2. Richard Hatch: Quite simply, Richard Hatch helped form the game of Survivor almost as much as Mark Burnett did. 16 people were put into this brand new scenario, but Richard's method of playing the game would be the one that would set the standard and which is clearly emulated still. His formation of a solid voting block of four put a capital A on Alliance, as Richard's group rolled over the likable but less strategic Pagong tribe. He also was crafty enough to team himself with great partners, who could both help him win and protect him, including Sue, who's abrasiveness would likely be seen as even less likable then Richard's own notable arrogance, and Rudy, whose word was his bond and whose loyalty was unwavering. When the first season was airing, most fans couldn't fathom Richard getting to the end, much less winning. Now it seems like the only way the game could have gone.

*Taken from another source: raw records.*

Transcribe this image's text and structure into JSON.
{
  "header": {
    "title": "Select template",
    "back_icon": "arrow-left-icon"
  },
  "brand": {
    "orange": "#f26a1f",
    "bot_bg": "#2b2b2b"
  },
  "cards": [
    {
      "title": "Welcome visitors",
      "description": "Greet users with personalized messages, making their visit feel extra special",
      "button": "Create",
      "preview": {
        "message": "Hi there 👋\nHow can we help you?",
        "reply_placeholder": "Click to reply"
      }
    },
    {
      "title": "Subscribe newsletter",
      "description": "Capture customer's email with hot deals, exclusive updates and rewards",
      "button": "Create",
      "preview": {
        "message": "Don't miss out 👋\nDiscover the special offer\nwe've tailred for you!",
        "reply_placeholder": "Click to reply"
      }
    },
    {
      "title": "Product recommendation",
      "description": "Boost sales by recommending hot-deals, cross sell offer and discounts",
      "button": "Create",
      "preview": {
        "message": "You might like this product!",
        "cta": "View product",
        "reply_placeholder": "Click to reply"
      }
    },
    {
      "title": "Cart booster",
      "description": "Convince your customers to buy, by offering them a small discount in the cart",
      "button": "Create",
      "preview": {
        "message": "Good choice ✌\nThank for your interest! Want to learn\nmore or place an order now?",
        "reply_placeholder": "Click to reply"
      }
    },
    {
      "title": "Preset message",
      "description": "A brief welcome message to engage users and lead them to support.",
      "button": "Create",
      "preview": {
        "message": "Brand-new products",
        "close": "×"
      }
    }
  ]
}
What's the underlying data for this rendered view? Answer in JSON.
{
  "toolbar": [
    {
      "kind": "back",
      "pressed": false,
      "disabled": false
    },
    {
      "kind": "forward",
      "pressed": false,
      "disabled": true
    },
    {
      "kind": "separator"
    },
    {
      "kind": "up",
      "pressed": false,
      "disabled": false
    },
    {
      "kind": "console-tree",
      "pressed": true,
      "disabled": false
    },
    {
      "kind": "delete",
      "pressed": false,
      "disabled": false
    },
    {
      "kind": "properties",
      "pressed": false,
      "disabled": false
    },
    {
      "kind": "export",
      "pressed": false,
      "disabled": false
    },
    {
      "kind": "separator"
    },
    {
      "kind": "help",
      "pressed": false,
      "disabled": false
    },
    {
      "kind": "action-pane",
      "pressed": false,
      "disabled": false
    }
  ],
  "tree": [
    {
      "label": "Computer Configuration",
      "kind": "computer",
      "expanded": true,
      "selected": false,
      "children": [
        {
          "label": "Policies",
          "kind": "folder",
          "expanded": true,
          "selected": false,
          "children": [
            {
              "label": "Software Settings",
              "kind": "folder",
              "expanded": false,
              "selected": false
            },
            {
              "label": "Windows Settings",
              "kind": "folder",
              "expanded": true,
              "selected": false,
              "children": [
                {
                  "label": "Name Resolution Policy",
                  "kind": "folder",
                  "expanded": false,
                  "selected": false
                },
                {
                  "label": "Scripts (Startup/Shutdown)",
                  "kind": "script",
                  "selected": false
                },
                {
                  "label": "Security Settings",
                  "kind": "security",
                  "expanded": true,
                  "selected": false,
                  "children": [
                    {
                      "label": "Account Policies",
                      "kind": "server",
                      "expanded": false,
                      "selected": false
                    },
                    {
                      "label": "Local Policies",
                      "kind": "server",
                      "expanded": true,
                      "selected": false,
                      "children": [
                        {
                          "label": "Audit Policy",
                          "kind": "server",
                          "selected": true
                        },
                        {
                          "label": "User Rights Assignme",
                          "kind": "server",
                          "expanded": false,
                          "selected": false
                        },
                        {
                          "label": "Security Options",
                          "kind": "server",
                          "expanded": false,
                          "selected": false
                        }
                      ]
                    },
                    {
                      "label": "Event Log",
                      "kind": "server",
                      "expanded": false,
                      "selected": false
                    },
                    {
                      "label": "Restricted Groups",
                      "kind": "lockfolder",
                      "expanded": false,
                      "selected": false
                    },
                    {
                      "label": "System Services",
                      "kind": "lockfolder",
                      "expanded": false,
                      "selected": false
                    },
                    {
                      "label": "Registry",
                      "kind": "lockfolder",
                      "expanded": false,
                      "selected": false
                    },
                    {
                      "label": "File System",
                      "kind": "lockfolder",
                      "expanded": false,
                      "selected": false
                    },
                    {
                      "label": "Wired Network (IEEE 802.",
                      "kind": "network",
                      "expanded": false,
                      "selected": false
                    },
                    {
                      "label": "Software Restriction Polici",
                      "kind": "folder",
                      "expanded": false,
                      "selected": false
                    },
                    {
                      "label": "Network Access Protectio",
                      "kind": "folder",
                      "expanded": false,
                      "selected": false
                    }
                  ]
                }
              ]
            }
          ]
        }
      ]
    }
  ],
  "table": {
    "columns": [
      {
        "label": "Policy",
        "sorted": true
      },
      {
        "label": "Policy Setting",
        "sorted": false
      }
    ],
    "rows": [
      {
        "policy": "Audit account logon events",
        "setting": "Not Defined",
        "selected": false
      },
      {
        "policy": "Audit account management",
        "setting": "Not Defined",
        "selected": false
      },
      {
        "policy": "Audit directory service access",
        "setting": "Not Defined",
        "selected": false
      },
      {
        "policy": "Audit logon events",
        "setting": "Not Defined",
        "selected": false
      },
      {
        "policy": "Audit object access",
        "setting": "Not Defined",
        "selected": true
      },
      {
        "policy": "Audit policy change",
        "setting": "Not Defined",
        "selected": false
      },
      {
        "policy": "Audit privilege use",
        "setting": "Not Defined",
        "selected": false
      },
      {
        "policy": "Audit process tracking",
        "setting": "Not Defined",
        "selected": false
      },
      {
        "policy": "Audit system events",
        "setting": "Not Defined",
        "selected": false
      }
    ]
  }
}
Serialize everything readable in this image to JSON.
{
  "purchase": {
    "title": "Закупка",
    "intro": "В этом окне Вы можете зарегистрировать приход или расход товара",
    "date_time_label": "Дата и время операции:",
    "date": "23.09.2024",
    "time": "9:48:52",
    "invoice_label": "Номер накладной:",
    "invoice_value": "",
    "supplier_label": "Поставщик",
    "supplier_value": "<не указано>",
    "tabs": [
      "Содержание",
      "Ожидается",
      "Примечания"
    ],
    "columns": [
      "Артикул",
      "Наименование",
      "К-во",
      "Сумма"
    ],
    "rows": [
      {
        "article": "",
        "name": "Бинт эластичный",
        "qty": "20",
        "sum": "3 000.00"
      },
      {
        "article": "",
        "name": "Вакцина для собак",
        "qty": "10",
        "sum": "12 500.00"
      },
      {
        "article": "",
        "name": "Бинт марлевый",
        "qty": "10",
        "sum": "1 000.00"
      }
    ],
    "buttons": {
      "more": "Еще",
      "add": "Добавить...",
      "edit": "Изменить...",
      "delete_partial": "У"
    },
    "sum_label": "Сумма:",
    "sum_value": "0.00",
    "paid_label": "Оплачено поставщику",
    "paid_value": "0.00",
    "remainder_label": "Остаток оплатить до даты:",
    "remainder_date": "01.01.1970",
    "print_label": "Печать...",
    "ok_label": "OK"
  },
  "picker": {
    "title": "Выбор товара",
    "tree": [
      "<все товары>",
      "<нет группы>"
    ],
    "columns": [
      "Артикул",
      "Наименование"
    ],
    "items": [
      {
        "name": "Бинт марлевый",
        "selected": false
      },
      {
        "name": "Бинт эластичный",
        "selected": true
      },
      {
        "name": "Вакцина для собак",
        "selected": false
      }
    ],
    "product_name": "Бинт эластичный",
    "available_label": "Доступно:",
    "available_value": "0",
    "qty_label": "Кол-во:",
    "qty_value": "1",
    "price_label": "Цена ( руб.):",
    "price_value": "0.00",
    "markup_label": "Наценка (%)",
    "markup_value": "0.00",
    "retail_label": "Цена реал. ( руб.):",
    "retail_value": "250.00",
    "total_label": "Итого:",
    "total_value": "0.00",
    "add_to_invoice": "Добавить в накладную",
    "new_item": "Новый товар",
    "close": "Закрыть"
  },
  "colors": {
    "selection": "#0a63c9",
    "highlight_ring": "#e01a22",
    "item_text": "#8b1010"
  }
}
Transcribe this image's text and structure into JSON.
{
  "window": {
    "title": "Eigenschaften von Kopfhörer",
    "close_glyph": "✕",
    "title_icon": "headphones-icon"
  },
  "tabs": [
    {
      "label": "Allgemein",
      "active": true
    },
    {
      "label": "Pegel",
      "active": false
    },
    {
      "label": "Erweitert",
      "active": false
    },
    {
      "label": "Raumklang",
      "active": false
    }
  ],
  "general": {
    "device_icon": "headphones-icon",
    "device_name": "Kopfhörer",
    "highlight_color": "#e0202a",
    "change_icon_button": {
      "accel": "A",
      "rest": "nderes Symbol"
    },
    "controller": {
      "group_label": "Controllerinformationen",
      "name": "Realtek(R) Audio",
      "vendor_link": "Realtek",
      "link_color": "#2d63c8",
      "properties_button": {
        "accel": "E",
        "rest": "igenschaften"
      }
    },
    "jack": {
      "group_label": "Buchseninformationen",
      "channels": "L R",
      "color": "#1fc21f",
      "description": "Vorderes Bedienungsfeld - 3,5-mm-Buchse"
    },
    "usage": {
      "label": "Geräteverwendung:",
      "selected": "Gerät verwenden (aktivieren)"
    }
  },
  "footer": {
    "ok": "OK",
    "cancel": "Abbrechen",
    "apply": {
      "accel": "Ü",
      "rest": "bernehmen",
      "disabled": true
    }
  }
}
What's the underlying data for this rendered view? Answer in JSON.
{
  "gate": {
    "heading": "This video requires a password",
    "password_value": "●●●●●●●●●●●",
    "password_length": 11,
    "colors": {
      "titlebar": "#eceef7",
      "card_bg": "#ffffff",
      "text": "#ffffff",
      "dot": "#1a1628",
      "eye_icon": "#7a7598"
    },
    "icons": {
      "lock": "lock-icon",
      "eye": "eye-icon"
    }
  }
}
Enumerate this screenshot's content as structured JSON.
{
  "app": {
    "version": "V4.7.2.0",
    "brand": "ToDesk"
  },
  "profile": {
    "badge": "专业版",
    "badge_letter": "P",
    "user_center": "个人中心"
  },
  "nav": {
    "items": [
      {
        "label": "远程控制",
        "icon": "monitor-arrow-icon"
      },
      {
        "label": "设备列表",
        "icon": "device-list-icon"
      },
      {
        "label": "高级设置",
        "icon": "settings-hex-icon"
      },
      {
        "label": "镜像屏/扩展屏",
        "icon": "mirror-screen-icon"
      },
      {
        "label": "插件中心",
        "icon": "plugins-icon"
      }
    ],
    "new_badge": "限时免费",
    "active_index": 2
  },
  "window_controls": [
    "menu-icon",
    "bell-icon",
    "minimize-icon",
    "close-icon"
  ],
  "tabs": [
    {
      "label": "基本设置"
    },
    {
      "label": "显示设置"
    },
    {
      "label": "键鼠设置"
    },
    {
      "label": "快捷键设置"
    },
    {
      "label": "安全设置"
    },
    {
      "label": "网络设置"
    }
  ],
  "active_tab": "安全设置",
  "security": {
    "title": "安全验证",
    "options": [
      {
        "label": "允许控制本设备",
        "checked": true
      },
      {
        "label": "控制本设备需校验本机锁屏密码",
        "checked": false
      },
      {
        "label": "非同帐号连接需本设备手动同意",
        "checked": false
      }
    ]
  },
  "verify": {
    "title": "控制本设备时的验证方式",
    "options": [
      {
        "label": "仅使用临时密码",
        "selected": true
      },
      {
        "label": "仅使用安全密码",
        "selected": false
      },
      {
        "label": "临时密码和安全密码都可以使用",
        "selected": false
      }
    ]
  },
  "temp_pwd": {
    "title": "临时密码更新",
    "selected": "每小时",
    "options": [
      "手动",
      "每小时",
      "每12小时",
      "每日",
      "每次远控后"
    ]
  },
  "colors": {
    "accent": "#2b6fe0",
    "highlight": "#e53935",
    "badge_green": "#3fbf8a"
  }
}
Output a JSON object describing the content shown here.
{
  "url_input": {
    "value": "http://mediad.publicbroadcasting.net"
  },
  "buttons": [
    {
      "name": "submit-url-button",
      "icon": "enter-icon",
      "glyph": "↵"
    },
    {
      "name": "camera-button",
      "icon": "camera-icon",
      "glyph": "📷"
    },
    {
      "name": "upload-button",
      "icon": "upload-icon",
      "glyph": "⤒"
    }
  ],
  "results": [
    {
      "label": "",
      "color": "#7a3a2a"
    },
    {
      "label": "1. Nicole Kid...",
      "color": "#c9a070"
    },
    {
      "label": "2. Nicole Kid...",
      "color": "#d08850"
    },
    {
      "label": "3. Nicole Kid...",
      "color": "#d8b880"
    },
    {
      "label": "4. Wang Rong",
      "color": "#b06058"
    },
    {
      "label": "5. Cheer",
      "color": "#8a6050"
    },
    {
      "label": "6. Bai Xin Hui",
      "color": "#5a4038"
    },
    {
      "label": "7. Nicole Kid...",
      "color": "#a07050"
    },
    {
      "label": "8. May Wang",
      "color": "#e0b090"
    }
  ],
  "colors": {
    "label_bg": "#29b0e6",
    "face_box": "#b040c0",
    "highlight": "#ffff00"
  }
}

1. "Boston" Rob Mariano: Okay, a lot of people will hate this as the number one choice. Some just think the guy's a jerk, and some will point out the simple fact that he played the game twice and he didn't win either time, so how can he be such a great player? But Rob deserves this slot for his performance in the All-Stars season, in which he went up against most of the best players the game had seen to that point, and utterly dominated them. Put on Chapera, a tribe made up of what seemed like misfits and also-rans, Rob quickly took charge and led them to several surprising victories over two other tribes. His part in manipulating Lex into keeping Amber, his one true alliance-mate (and then some), was masterful. And in the meantime he continued to simply rule at the challenges, making himself the kind of obvious strong threat that is usually targeted. Yet he had managed to convince most of his tribemates that they were going with him to the final four, amazingly avoiding ever being voted out and securing his spot in the final two. And hey, if you do think he's a truly evil soulless bastard, then you can say his romancing of eventual winner Amber --which has since led to marriage-- was the ultimate insurance that he got the million dollar prize.